Jacque Roberts lives and works in Houston, Texas. She is a wife, a mother, a teacher, a friend, a chocolate addict, a dog lover, a runner (ish), and a lover of writing.
I’m a working mom.
I’m an up at 6:00 a.m., get dressed in the dark, make a smoothie, grab a yogurt for lunch, and get out of the house by 6:45 kind of mom. My husband does all of the morning duties, and I get the afternoons. For me that means, rush out of work by 4:00 p.m., race across traffic to pick up my son, and frantically fight rush hour to get to some afterschool activity. Then, we get back in the car and repeat the same traffic nightmare as we head home, hoping to make and eat dinner at a decent time.
At a quick glance, this seems to sum up being a parent in today’s society, especially a working parent. There never seems to be enough time, and the schedule seems relentless.
If you had asked me in the very beginning of this parenting journey I might have summed up being a parent in one word, “busy.” But now, now as I get more into this “parenting thing”, I’m starting to realize that being a parent is really all about slowing everything down.
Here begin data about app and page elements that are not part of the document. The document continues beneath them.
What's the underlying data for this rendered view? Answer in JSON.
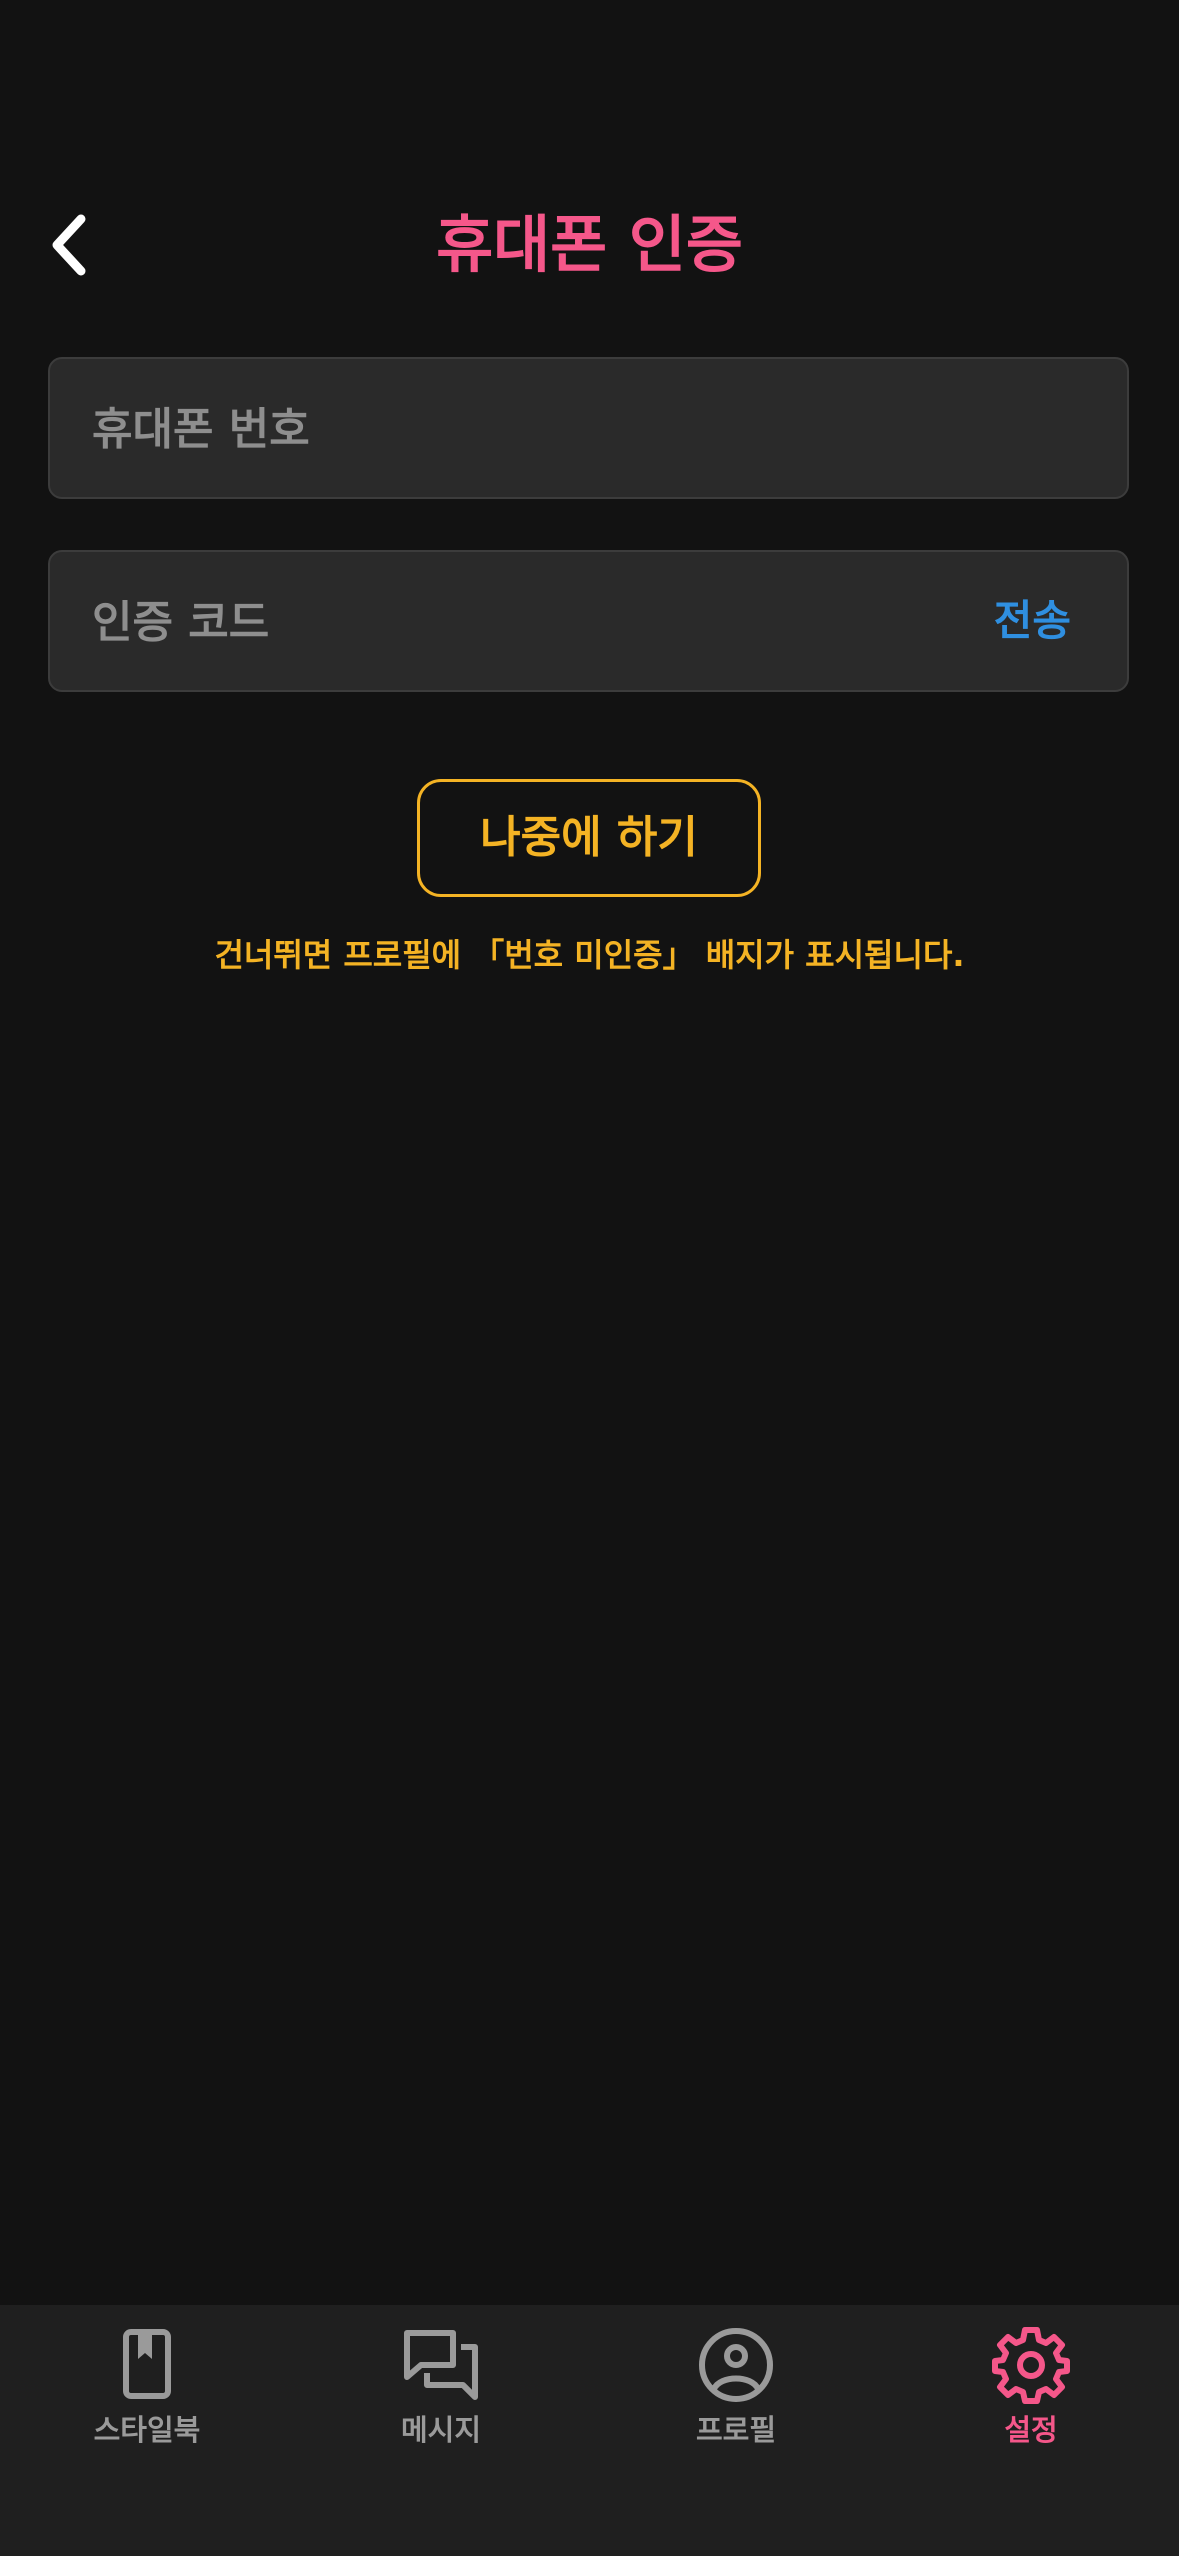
{
  "header": {
    "title": "휴대폰 인증",
    "back_icon": "chevron-left-icon"
  },
  "form": {
    "phone_placeholder": "휴대폰 번호",
    "phone_value": "",
    "code_placeholder": "인증 코드",
    "code_value": "",
    "send_label": "전송"
  },
  "later_button_label": "나중에 하기",
  "skip_notice": "건너뛰면 프로필에 「번호 미인증」 배지가 표시됩니다.",
  "tabs": [
    {
      "label": "스타일북",
      "icon": "bookmark-book-icon",
      "active": false
    },
    {
      "label": "메시지",
      "icon": "chat-bubbles-icon",
      "active": false
    },
    {
      "label": "프로필",
      "icon": "user-circle-icon",
      "active": false
    },
    {
      "label": "설정",
      "icon": "gear-icon",
      "active": true
    }
  ],
  "colors": {
    "accent_pink": "#f5578a",
    "warning_amber": "#f4b324",
    "link_blue": "#2f8fe0",
    "background": "#121212",
    "field_bg": "#2a2a2a",
    "tabbar_bg": "#1f1f1f",
    "inactive_tab": "#9a9a9a"
  }
}
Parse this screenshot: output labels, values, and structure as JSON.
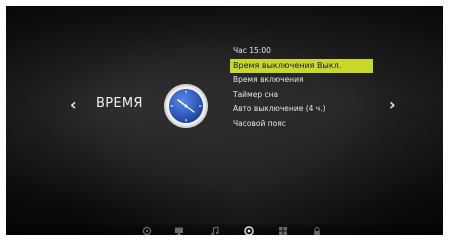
{
  "section": {
    "title": "ВРЕМЯ",
    "left_arrow": "‹",
    "right_arrow": "›"
  },
  "menu": {
    "items": [
      {
        "label": "Час 15:00"
      },
      {
        "label": "Время выключения Выкл."
      },
      {
        "label": "Время включения"
      },
      {
        "label": "Таймер сна"
      },
      {
        "label": "Авто выключение (4 ч.)"
      },
      {
        "label": "Часовой пояс"
      }
    ],
    "selected_index": 1
  },
  "bottom_nav": {
    "items": [
      "picture-icon",
      "screen-icon",
      "music-icon",
      "clock-icon",
      "grid-icon",
      "lock-icon"
    ],
    "active": "clock-icon"
  },
  "colors": {
    "highlight": "#c8d72a",
    "clock_face": "#2a5bc8"
  }
}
You see, before my son, I had the same busy schedule. Instead of rushing to afterschool activities, I was rushing to the gym or to meet a friend for coffee. I was still rushing. What I notice now though is that the rush has changed. On the outside it looks the same, but from where I am sitting it is much slower.
When my son wakes up the morning, he brings me a book to read him. That sweet boy climbs right into bed or plops down on the bathroom rug and demands, “Book! Mommy book.” And even though the clock is still ticking, and I still have to be out of the house in 45 minutes, I stop for just a minute and read some ridiculous story about trolls or llamas. For just a moment he slows down the rush of the world. For just a moment, I don’t feel busy.
Then there’s the walk to the car in the afternoon when I pick him up from school. My mind is racing, and I can feel the tick of the clock as I think about where we need to be. But my boy, my boy doesn’t need to be anywhere. Instead of walking straight to the car, he has to hop on an off of every curb or raised parking lot divider we pass. Again, my world slows down. He insists that I hop as well, and for just a minute we are laughing like crazy, jumping around the parking lot.
Kids have this way of making the constant hammering of the world around us stop. Instead of hammering, it feels like a subtle drum song begging us to dance. And you know what, slowing down feels good, taking just a minute to stop and enjoy the little things rarely makes us late, and it gives back that sense of control that is missing in the everyday race.
So, if you want to know if my life is busier as a parent, the answer is no. My life is slower. We slow down to point out the moon as it rises each night, even if we stop at the stop sign for just a minute longer. We slow down in the parking lot of the grocery store to pick up rocks, even though it may mean a trip to the bathroom to wash our hands. We stop and dance wherever we are whenever we hear music.
Yes, everything is slower, but slower is where the good stuff is; slower is what makes each day worth doing again and again at such a relentless pace.